The NGA has agreed to return 14 artworks purchased from dealer Subhash Kapoor that were deemed likely looted or stolen in India.

It is the fourth time the NGA has handed back antiquities to the Indian government that were purchased from Mr Kapoor, who is in prison for allegedly running a $100 million international smuggling racket.

The latest works to be returned include bronze and stone sculptures, a painted scroll and photographs, which were acquired by the NGA between 1989 and 2009.

The presence of the objects purchased from Mr Kapoor has become an embarrassment for the NGA, reports say.

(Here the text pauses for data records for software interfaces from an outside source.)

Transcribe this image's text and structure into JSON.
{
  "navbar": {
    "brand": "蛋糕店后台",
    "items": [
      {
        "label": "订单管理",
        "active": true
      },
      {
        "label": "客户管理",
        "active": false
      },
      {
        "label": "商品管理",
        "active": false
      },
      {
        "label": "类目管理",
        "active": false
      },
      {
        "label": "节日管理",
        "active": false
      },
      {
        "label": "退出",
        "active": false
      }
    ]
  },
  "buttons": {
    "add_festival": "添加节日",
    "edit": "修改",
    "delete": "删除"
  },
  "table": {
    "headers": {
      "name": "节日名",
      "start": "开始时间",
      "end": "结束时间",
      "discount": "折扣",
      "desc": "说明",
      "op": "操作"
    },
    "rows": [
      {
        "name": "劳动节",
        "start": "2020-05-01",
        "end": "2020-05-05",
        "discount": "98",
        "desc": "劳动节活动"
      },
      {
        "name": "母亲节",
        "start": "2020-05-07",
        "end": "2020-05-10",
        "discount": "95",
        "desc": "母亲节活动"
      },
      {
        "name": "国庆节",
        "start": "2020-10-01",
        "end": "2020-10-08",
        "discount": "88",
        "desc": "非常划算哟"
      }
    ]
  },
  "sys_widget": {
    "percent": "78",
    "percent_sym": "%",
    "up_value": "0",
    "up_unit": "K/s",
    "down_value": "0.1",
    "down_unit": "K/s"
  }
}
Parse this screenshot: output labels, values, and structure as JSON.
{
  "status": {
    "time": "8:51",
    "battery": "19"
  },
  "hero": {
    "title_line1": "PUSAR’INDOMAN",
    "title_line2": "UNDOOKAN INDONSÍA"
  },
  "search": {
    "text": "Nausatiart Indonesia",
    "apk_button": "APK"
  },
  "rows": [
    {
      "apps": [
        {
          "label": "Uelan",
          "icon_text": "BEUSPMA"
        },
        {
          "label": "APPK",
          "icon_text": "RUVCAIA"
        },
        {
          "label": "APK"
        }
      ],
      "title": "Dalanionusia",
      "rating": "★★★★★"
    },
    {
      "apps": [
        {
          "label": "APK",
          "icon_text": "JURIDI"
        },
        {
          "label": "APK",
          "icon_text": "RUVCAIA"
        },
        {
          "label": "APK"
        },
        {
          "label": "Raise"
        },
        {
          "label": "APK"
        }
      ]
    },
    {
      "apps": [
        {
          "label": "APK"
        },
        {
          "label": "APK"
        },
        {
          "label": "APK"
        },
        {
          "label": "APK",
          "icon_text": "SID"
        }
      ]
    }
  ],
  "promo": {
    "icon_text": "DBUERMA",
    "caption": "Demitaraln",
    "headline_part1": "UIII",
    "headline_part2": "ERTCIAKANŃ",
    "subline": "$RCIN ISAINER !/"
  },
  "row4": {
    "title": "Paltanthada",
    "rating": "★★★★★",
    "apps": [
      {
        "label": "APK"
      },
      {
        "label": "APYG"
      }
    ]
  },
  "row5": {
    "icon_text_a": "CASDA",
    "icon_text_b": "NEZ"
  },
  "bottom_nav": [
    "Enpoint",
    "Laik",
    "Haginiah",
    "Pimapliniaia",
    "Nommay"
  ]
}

The return of the latest object comes after the NGA handed back a $5 million statue, Shiva as Lord of the Dance, to the Indian government in 2014, following drawn-out negotiations. The sculpture had been ripped out of a temple in southern India, according to official documents from Mr Kapoor’s arrest.

The national gallery has also returned a third-century rock carving and a series of exquisite stone sculptures to the Indian government. 

The NGA has since broadened its policy on provenance and repatriation, adding an ethical component to the considerations. It has plans to return any items which are considered likely “on the balance of probability” to be stolen, illegally excavated, or unethically acquired.

“As a 21st century institution one needs to look at the much wider ramifications of decision-making and we need to balance the legal requirements with the ethical,” National Gallery of Australia director Nick Mitzevich said. 

“We have a framework that I think strikes an appropriate balance.”

After the latest batch of artworks are returned, the NGA will only hold three of the 22 works it purchased from Mr Kapoor. These items will be returned too, when the gallery establishes where to return them to. 

India's High Commissioner to Australia, Manpreet Vohra, said returning the works is “an extraordinary act of goodwill”.

“These are outstanding pieces. Their return will be extremely well received by the government and people of India,” he said.

The gallery is also trying to recover the money it paid to Mr Kapoor, but there is no guarantee it will receive the funds.